With the sudden end of the Amazon era in New York, city and state politicians either pinned blame, took credit, or tried to figure out how the city once had a deal, and then didn’t have a deal, to be one-half of the tech giant’s new North American headquarters.
But on the streets of western Queens the day after the company’s sudden pull out, life went on as normal, as people walked their dogs, fixed their mopeds, and waited for the bus. Plenty of neighborhood residents had opinions about Amazon’s decision, but true to form for a controversial development project, there was no one answer as to whether the planned corporate campus would have been worth the money, or what the best next step would be for the land that development would have occupied.
In a plaza at the Queensbridge Houses, just blocks from where a pro-Amazon press conference was held last Monday, resident Joan Jordan told Curbed she was ready to welcome Amazon. “I think it was a good idea to have that come out here so that people could get jobs,” she explained.
“I didn’t see anyone up here against it,” she said, noting that she missed canvassers in the massive housing project last weekend. “Down by Hunter’s Point, I saw those people complaining about it, No one from up here.”
On Jackson Avenue near MOMA PS1, LIC resident Ninand Faterperkar, who was walking his dog, told Curbed the city’s elected officials didn’t do enough to preserve the deal. “It comes down to the political leadership around here,” he said. “They didn’t take into account the future and how it should be built around this amazing neighborhood.”
Faterpekar wasn’t the only person who blamed politics for the end of the development. “I think they were pennywise and pound foolish,” an employee at Citigroup, who asked for anonymity to avoid workplace retaliation, said as she left the Citi building, where Amazon was due to take over about 1 million square feet of space. “There was ego involved because they weren’t included to begin with, so I think it was more political posturing,” she said. And the tax breaks, while not ideal, “should have been a negotiating point, not a shut it down point.”
For supporters of the project, the tax breaks that went into luring Amazon were just a fact of life. “One hand washes the other,” Jerome Hopkins, a Long Island City native, said about Amazon getting offered a cash grant, and being eligible for tax breaks in exchange for meeting certain hiring goals.
“I think [the tax abatement] is sort of normal; companies of that magnitude come into communities, they usually get some tax incentives,” Prince Evans, a Queens native who works in e-commerce, told Curbed. “The employees are gonna generate taxes on that end, it’s kind of a tradeoff.” As for whether there was anything that could have been done to save the deal, Evans said that the city could have “opened our arms a bit more,” but also that Amazon could have been more interested in bargaining with area residents

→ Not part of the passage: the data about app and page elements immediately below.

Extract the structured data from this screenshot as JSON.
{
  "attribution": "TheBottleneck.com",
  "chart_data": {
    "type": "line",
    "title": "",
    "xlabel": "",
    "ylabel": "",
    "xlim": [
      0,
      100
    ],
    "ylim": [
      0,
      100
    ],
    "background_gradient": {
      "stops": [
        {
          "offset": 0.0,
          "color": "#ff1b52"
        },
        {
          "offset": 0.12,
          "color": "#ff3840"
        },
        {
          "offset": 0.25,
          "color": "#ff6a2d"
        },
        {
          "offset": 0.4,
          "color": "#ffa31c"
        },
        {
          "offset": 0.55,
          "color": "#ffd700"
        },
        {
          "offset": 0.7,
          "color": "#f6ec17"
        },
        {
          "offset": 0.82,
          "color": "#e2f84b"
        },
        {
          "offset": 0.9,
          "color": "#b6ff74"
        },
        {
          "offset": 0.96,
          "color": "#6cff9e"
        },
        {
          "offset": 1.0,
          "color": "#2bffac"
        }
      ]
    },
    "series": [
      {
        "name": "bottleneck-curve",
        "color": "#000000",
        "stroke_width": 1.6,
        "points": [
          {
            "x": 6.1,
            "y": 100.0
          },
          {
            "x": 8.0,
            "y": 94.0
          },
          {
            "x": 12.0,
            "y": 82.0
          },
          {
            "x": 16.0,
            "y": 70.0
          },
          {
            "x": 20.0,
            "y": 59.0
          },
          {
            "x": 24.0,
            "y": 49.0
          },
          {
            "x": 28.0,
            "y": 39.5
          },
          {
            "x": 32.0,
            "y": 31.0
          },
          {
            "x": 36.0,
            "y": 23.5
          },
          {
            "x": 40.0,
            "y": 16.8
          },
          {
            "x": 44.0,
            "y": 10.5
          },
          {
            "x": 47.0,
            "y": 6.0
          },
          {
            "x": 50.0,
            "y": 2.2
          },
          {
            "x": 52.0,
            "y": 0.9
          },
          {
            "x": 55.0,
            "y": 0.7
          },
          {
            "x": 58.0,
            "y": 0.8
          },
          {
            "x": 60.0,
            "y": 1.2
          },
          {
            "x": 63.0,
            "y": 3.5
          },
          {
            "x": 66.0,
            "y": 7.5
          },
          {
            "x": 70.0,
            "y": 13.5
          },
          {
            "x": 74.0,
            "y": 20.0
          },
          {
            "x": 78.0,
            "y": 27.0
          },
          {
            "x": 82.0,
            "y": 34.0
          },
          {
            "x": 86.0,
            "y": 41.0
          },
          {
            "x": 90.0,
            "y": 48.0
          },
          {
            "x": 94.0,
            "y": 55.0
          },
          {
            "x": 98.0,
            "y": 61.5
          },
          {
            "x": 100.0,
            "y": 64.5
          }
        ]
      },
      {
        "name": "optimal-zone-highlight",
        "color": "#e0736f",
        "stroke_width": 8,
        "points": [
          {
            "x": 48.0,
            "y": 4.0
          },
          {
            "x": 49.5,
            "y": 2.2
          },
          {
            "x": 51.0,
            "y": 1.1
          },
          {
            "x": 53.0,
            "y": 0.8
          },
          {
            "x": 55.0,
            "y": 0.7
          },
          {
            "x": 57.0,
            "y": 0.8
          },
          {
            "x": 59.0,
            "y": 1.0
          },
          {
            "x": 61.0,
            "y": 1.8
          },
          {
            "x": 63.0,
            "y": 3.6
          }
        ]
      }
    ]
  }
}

Of course, not everyone was ready to roll out the red carpet of course. “$3 billion in tax breaks was kind of a big, big deal,” Bardie Cunie told Curbed while waiting for the bus on his way back from work. “We pay a lot of taxes in New York, you know that. You can find other ways to create new jobs.”
Luxury goods manufacturer Ally Rosson, who is leaving her LIC manufacturing space this spring because her landlord was likely going to upgrade the building before Amazon’s arrival, said she was “pissed as hell” about the tax breaks the company was getting. “I didn’t like how they made the deal behind closed doors,” she said. “I don’t like that kind of politics.“ She did, however, tell Curbed that she thought the corporate campus would be an upgrade for the area, and that she was hopeful the next plan for the land would lean business over residential. Previously, the campus site and the nearby land in Anable Basin were earmarked for mixed-use developments that would have added 6,000 apartments to the neighborhood.
That wasn’t the case for Joseph Genkins, a Queensbridge Houses resident who was working on his moped on Vernon Boulevard. “We’ll find jobs somewhere else,” he said. “We can always find jobs, there’s so many factories around here already. There’s FedEX, UPS, we’ve got stuff like that around here.”
He believes the neighborhood needs better housing and neighborhood services. “We need more residential, less industrial,” he said. “We’ve got Con Edison right across the street from us, all down there is factories until you hit 44th Drive. You cross the Pulaski to Greenpoint, it’s so beautiful out there. It’s all residential, clean beautiful living. We have nothing around here. The closest pizza shop to us is down Vernon.”